══ THE INPUT ══

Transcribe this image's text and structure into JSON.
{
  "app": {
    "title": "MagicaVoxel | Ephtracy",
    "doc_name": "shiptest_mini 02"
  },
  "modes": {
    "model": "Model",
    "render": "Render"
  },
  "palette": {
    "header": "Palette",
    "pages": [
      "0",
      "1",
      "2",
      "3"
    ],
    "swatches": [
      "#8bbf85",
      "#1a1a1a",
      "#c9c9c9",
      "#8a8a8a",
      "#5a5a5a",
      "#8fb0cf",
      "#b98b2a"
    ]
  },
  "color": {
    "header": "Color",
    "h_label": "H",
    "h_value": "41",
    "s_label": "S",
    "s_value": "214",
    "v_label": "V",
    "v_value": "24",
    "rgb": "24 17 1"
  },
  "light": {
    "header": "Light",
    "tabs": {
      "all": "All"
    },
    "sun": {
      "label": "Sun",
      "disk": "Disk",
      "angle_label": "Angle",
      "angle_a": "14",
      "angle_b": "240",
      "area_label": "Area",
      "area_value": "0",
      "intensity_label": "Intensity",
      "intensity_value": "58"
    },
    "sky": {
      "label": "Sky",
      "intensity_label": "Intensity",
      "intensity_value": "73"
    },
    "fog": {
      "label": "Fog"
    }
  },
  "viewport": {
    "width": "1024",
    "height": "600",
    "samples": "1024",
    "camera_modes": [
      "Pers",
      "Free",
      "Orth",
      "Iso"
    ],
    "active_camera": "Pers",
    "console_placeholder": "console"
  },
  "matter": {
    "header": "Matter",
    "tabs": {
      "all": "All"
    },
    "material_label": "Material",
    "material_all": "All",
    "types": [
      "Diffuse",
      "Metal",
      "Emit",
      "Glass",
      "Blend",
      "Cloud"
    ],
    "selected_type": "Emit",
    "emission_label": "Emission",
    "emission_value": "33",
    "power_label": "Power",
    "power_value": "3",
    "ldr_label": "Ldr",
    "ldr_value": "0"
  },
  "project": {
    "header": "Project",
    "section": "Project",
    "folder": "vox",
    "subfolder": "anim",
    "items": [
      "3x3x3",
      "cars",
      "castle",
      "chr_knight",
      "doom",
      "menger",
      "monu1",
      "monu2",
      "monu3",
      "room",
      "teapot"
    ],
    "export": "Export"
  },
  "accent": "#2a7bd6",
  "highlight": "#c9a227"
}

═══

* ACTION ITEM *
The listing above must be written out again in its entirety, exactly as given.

* WORKED SOLUTION *
Transcribe this image's text and structure into JSON.
{
  "app": {
    "title": "MagicaVoxel | Ephtracy",
    "doc_name": "shiptest_mini 02"
  },
  "modes": {
    "model": "Model",
    "render": "Render"
  },
  "palette": {
    "header": "Palette",
    "pages": [
      "0",
      "1",
      "2",
      "3"
    ],
    "swatches": [
      "#8bbf85",
      "#1a1a1a",
      "#c9c9c9",
      "#8a8a8a",
      "#5a5a5a",
      "#8fb0cf",
      "#b98b2a"
    ]
  },
  "color": {
    "header": "Color",
    "h_label": "H",
    "h_value": "41",
    "s_label": "S",
    "s_value": "214",
    "v_label": "V",
    "v_value": "24",
    "rgb": "24 17 1"
  },
  "light": {
    "header": "Light",
    "tabs": {
      "all": "All"
    },
    "sun": {
      "label": "Sun",
      "disk": "Disk",
      "angle_label": "Angle",
      "angle_a": "14",
      "angle_b": "240",
      "area_label": "Area",
      "area_value": "0",
      "intensity_label": "Intensity",
      "intensity_value": "58"
    },
    "sky": {
      "label": "Sky",
      "intensity_label": "Intensity",
      "intensity_value": "73"
    },
    "fog": {
      "label": "Fog"
    }
  },
  "viewport": {
    "width": "1024",
    "height": "600",
    "samples": "1024",
    "camera_modes": [
      "Pers",
      "Free",
      "Orth",
      "Iso"
    ],
    "active_camera": "Pers",
    "console_placeholder": "console"
  },
  "matter": {
    "header": "Matter",
    "tabs": {
      "all": "All"
    },
    "material_label": "Material",
    "material_all": "All",
    "types": [
      "Diffuse",
      "Metal",
      "Emit",
      "Glass",
      "Blend",
      "Cloud"
    ],
    "selected_type": "Emit",
    "emission_label": "Emission",
    "emission_value": "33",
    "power_label": "Power",
    "power_value": "3",
    "ldr_label": "Ldr",
    "ldr_value": "0"
  },
  "project": {
    "header": "Project",
    "section": "Project",
    "folder": "vox",
    "subfolder": "anim",
    "items": [
      "3x3x3",
      "cars",
      "castle",
      "chr_knight",
      "doom",
      "menger",
      "monu1",
      "monu2",
      "monu3",
      "room",
      "teapot"
    ],
    "export": "Export"
  },
  "accent": "#2a7bd6",
  "highlight": "#c9a227"
}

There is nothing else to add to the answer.